[Records from a data collection]
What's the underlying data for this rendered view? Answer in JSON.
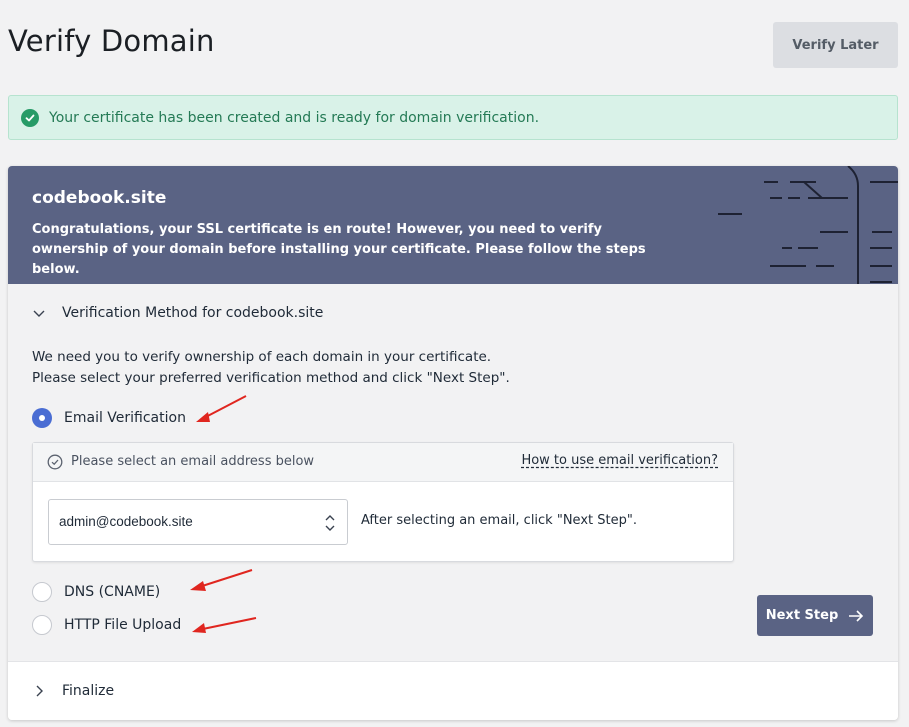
{
  "page": {
    "title": "Verify Domain"
  },
  "actions": {
    "verify_later_label": "Verify Later"
  },
  "alert": {
    "message": "Your certificate has been created and is ready for domain verification.",
    "icon": "check-circle-icon",
    "color": "#279b67"
  },
  "card": {
    "domain": "codebook.site",
    "description": "Congratulations, your SSL certificate is en route! However, you need to verify ownership of your domain before installing your certificate. Please follow the steps below.",
    "header_color": "#5a6384"
  },
  "verification": {
    "section_title": "Verification Method for codebook.site",
    "instructions_line1": "We need you to verify ownership of each domain in your certificate.",
    "instructions_line2": "Please select your preferred verification method and click \"Next Step\".",
    "options": [
      {
        "label": "Email Verification",
        "selected": true
      },
      {
        "label": "DNS (CNAME)",
        "selected": false
      },
      {
        "label": "HTTP File Upload",
        "selected": false
      }
    ],
    "email": {
      "hint": "Please select an email address below",
      "howto_link": "How to use email verification?",
      "selected_email": "admin@codebook.site",
      "after_note": "After selecting an email, click \"Next Step\"."
    },
    "next_step_label": "Next Step",
    "accent_color": "#4a6dd3"
  },
  "finalize": {
    "label": "Finalize"
  }
}
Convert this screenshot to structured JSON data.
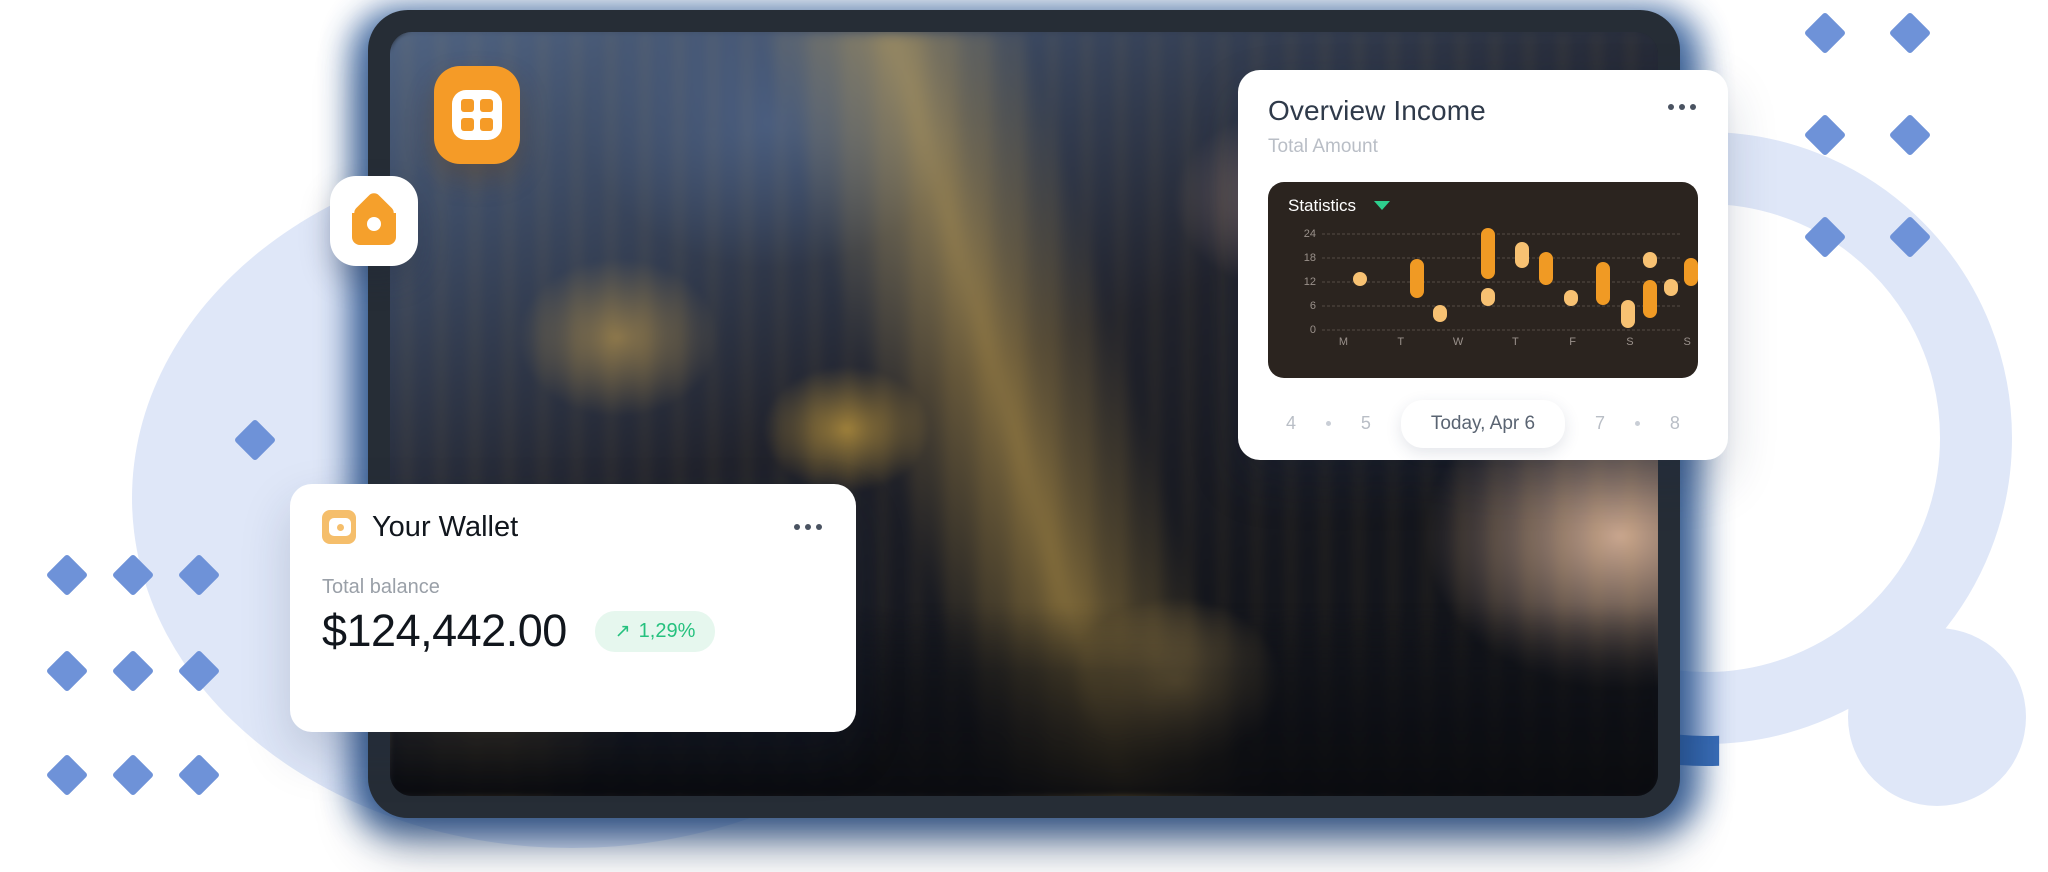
{
  "overview_card": {
    "title": "Overview Income",
    "subtitle": "Total Amount",
    "menu_icon": "ellipsis-icon",
    "panel": {
      "title": "Statistics",
      "dropdown_icon": "caret-down-icon",
      "accent_color": "#2ecf8e",
      "background": "#2b241f"
    },
    "pager": {
      "prev_pages": [
        "4",
        "5"
      ],
      "next_pages": [
        "7",
        "8"
      ],
      "current_label": "Today, Apr 6",
      "dot": "•"
    }
  },
  "wallet_card": {
    "icon": "wallet-icon",
    "title": "Your Wallet",
    "menu_icon": "ellipsis-icon",
    "balance_label": "Total balance",
    "balance_value": "$124,442.00",
    "change_arrow": "↗",
    "change_value": "1,29%",
    "change_color": "#25c17e",
    "change_bg": "#e6f7ee"
  },
  "floating_icons": [
    {
      "name": "grid-apps-icon",
      "color": "#F59B27"
    },
    {
      "name": "home-icon",
      "color": "#F5A02C"
    }
  ],
  "device": {
    "name": "tablet-device",
    "bezel_color": "#262d36",
    "screen_content": "blurred-candlestick-trading-photo"
  },
  "decor": {
    "ellipse_color": "#dfe7f8",
    "ring_color": "#dfe7f8",
    "ring_accent_color": "#2f66b5",
    "diamond_color": "#6e92d8"
  },
  "chart_data": {
    "type": "bar",
    "title": "Statistics",
    "xlabel": "",
    "ylabel": "",
    "ylim": [
      0,
      26
    ],
    "yticks": [
      0,
      6,
      12,
      18,
      24
    ],
    "grid": true,
    "legend": false,
    "categories": [
      "M",
      "T",
      "W",
      "T",
      "F",
      "S",
      "S"
    ],
    "colors": {
      "light": "#F7C172",
      "dark": "#F09A24"
    },
    "bars": [
      {
        "day": "M",
        "slot": 0,
        "low": 11.0,
        "high": 14.5,
        "shade": "light"
      },
      {
        "day": "T",
        "slot": 0,
        "low": 8.0,
        "high": 17.8,
        "shade": "dark"
      },
      {
        "day": "T",
        "slot": 1,
        "low": 2.0,
        "high": 6.3,
        "shade": "light"
      },
      {
        "day": "W",
        "slot": 0,
        "low": 12.8,
        "high": 25.5,
        "shade": "dark"
      },
      {
        "day": "W",
        "slot": 1,
        "low": 6.0,
        "high": 10.5,
        "shade": "light"
      },
      {
        "day": "W",
        "slot": 2,
        "low": 15.5,
        "high": 22.0,
        "shade": "light"
      },
      {
        "day": "T",
        "slot": 2,
        "low": 11.2,
        "high": 19.5,
        "shade": "dark"
      },
      {
        "day": "T",
        "slot": 3,
        "low": 6.0,
        "high": 10.0,
        "shade": "light"
      },
      {
        "day": "F",
        "slot": 0,
        "low": 6.3,
        "high": 17.0,
        "shade": "dark"
      },
      {
        "day": "F",
        "slot": 1,
        "low": 0.5,
        "high": 7.5,
        "shade": "light"
      },
      {
        "day": "S",
        "slot": 0,
        "low": 15.5,
        "high": 19.5,
        "shade": "light"
      },
      {
        "day": "S",
        "slot": 1,
        "low": 3.0,
        "high": 12.5,
        "shade": "dark"
      },
      {
        "day": "S",
        "slot": 2,
        "low": 8.5,
        "high": 12.8,
        "shade": "light"
      },
      {
        "day": "S",
        "slot": 3,
        "low": 11.0,
        "high": 18.0,
        "shade": "dark"
      }
    ],
    "bar_x_percent": [
      10.5,
      26.5,
      33.0,
      46.5,
      46.5,
      56.0,
      62.5,
      69.5,
      78.5,
      85.5,
      91.5,
      91.5,
      97.5,
      103.0
    ]
  }
}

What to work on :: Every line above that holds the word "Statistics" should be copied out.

Reply to the exercise ::
      "title": "Statistics",
    "title": "Statistics",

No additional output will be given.